Dubai Properties unveils landscaping attraction at Dubai Wharf
Vertical garden called 'Green Wall' expected to offset 4.4 tonnes of carbon dioxide annually
Dubai Properties has unveiled a vertical garden that extends 210mtrs in length and six mtrs high at Dubai Wharf.
The Dubai-based developer claims that Green Wall is the largest in the Middle East, and is located in the heart of the Culture Village overlooking the historic Dubai Creek.
The vertical garden spans 1,260 square metres and features over 80,000 plants forming a leaf canopy area equivalent to around 200 trees, capable of offsetting an estimated 4.4 tonnes of carbon dioxide (CO2) annually, Dubai Properties said.
Building upon the scientifically proven benefits of greenery within communities, such as having a calming effect and encouraging an outdoor lifestyle, the master developer sought to create a microclimate that enhances the aesthetic appeal of Dubai Wharf and the well-being of its visitors and residents.
Raed Al Nuaimi, group chief executive officer of Dubai Properties said: “The Dubai Wharf Green Wall is a prime example of our holistic approach to well-being in our communities, as it instils a sense of serenity throughout the neighbourhood while supporting the local ecosystem and beautifying the surroundings.”

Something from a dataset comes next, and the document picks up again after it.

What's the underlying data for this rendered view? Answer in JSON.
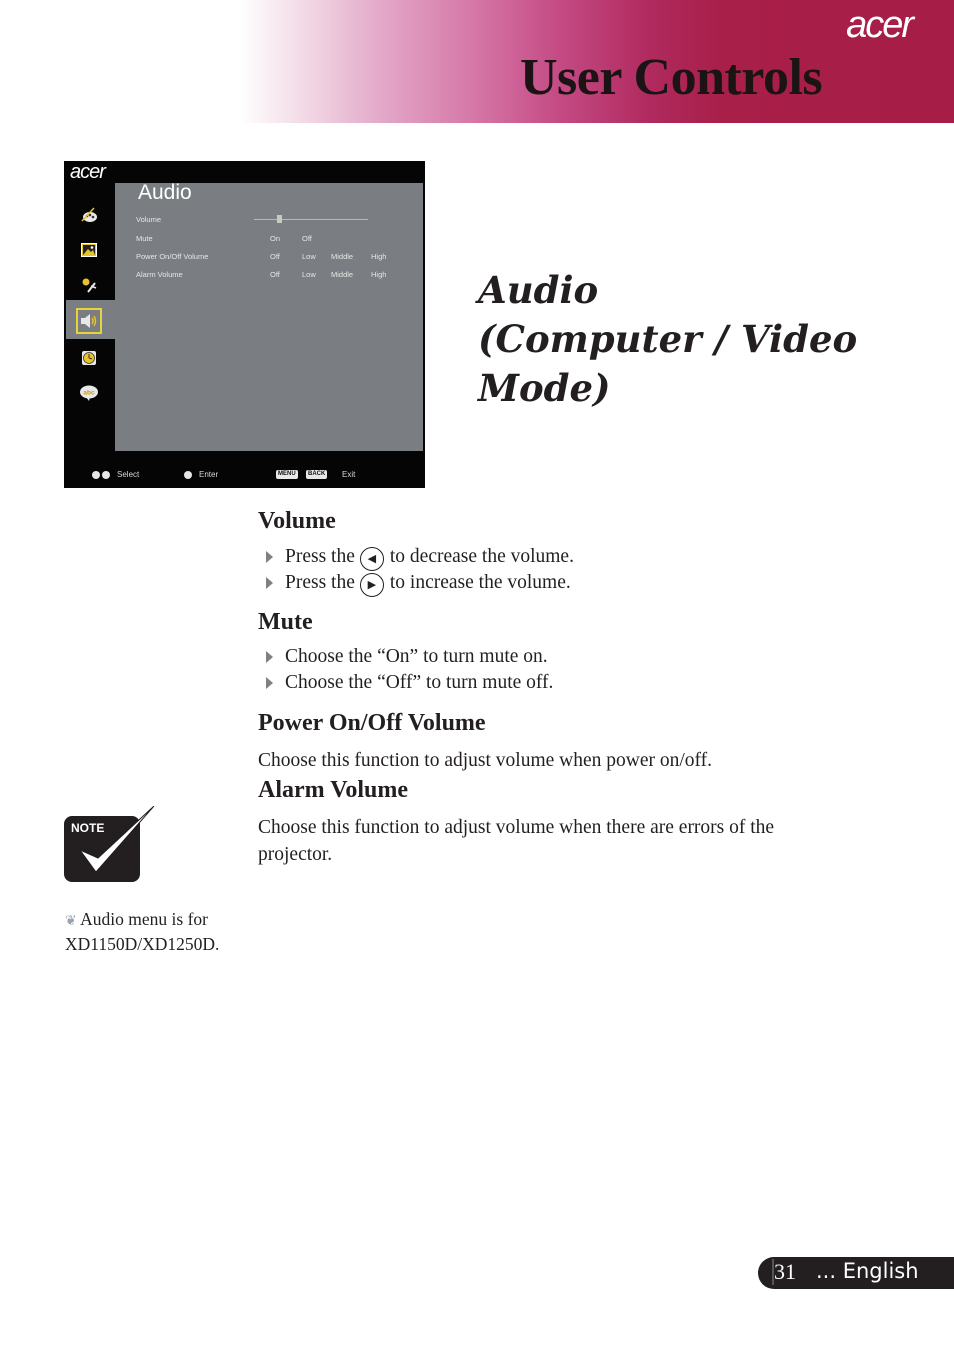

Green walls are a relatively new concept worldwide, with 93% of them being installed after 2007.
These are mostly found mostly in urban environments, where the plants help reduce the overall temperature of buildings, many of the best-known green walls are located in public places, such as airports and shopping malls.
The Green Wall at Dubai Wharf has been developed by landscaping specialists Gover Horticulture, and is made using geotextile grow bags filled with peat substrates enriched with nitrogen, phosphorus and potassium (NPK).
This allows for better root growth, irrigation and drainage in the UAE climate that can often get quite harsh during the long summers, the developer revealed.
Living green walls are vertical gardens that are particularly useful in urban landscaping, where space can be a constraint. Plants naturally remove carbon dioxide and produce oxygen while filtering the air around them through absorbing pollutants. This beneficial effect is compounded by the sheer number of plants in living green walls.